When I was growing up in the nineties, one of the staple Saturday night television shows was Blind Date hosted by the irritating yet brilliant Cilla Black. The show itself was unbelievably trashy, yet it remains ingrained in the heads of all who grew up watching it as a nostalgic view of what Saturday nights used to be like. Blind Date, like its modern day equivalent Take Me Out, became an addiction. This addiction is something that dating shows in general seem to have, no matter how trashy they may be.
Take Me Out is truly one of the shallowest of shows, boosting a format in which contestants are rated based on their looks. It’s a pretty horrible way of basing attraction but it’s a show that is, for millions of people, an essential part of their Saturday night viewing itinerary.

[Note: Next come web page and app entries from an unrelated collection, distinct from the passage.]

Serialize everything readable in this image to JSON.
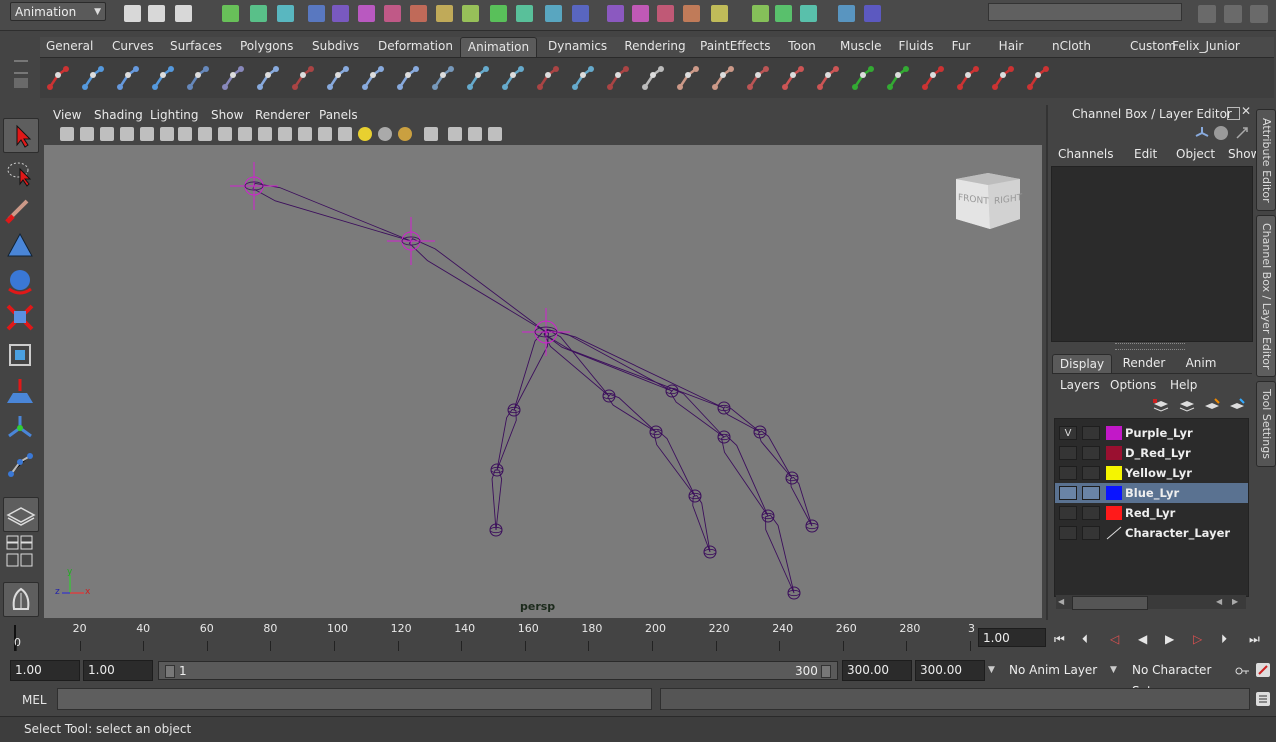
{
  "status_line": {
    "menu_set": "Animation"
  },
  "shelf": {
    "tabs": [
      "General",
      "Curves",
      "Surfaces",
      "Polygons",
      "Subdivs",
      "Deformation",
      "Animation",
      "Dynamics",
      "Rendering",
      "PaintEffects",
      "Toon",
      "Muscle",
      "Fluids",
      "Fur",
      "Hair",
      "nCloth",
      "Custom",
      "Felix_Junior"
    ],
    "active_tab": "Animation"
  },
  "viewport": {
    "menus": [
      "View",
      "Shading",
      "Lighting",
      "Show",
      "Renderer",
      "Panels"
    ],
    "camera": "persp",
    "view_cube": {
      "front": "FRONT",
      "right": "RIGHT"
    },
    "axis": {
      "x": "x",
      "y": "y",
      "z": "z"
    }
  },
  "channel_box": {
    "title": "Channel Box / Layer Editor",
    "menus": [
      "Channels",
      "Edit",
      "Object",
      "Show"
    ]
  },
  "side_tabs": [
    "Attribute Editor",
    "Channel Box / Layer Editor",
    "Tool Settings"
  ],
  "layer_editor": {
    "tabs": [
      "Display",
      "Render",
      "Anim"
    ],
    "active_tab": "Display",
    "menus": [
      "Layers",
      "Options",
      "Help"
    ],
    "layers": [
      {
        "visible": "V",
        "color": "#c218c8",
        "name": "Purple_Lyr",
        "selected": false
      },
      {
        "visible": "",
        "color": "#9a1030",
        "name": "D_Red_Lyr",
        "selected": false
      },
      {
        "visible": "",
        "color": "#f5f500",
        "name": "Yellow_Lyr",
        "selected": false
      },
      {
        "visible": "",
        "color": "#0a14ff",
        "name": "Blue_Lyr",
        "selected": true
      },
      {
        "visible": "",
        "color": "#ff1a1a",
        "name": "Red_Lyr",
        "selected": false
      },
      {
        "visible": "",
        "color": "",
        "name": "Character_Layer",
        "selected": false
      }
    ]
  },
  "time_slider": {
    "ticks": [
      "0",
      "20",
      "40",
      "60",
      "80",
      "100",
      "120",
      "140",
      "160",
      "180",
      "200",
      "220",
      "240",
      "260",
      "280",
      "3"
    ],
    "start_frame": "0",
    "current_time": "1.00"
  },
  "range_slider": {
    "start_time": "1.00",
    "playback_start": "1.00",
    "range_start": "1",
    "range_end": "300",
    "playback_end": "300.00",
    "end_time": "300.00",
    "anim_layer": "No Anim Layer",
    "character_set": "No Character Set"
  },
  "command_line": {
    "label": "MEL"
  },
  "help_line": {
    "text": "Select Tool: select an object"
  },
  "colors": {
    "joint_wire": "#3c0f5c",
    "joint_highlight": "#d020d0",
    "viewport_bg": "#7b7b7b",
    "selected_row": "#5a7291"
  }
}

Late nineties Davina McCall vehicle Streetmate was similarly trashy and equally addictive. The show had McCall running through the streets roping in bystanders who then had to find a date based on attraction. The cringe factor was often increased during the regularly awkward rejections. It is possibly that cringe factor that makes these types of shows so addictive.
A prime example of the cringe factor is in Channel 4 hit series First Dates. The show is essentially what it says on the tin, a first date which has been set up on the shows website. It is often cringe tv at its finest with disastrous dates played out in all their glory. Sometimes we get a glimpse at true love developing but that’s not why we tune in, not if we’re being completely honest. We watch for the cringe factor.
If this cringe factor is truly the main ingredient that feeds our addiction towards dating shows then surely there is no finer example than ITVs Dinner Date. The format is simple. The contestant picks three prospective dates from five different menus. They then have a dinner at each of the three menu owner’s houses before picking one for a proper restaurant date. Essentially it’s a cross between First Dates and Come Dine with Me, which only goes to ramp up the cringe.
So it seems that the more a show makes us cringe, the more we keep on watching. First Dates is a prime example of how potentially uncomfortable a first date can be, which most of us can relate to in the dating world. So no matter how trashy the format or how irritating the host may be, it seems we just can’t get enough.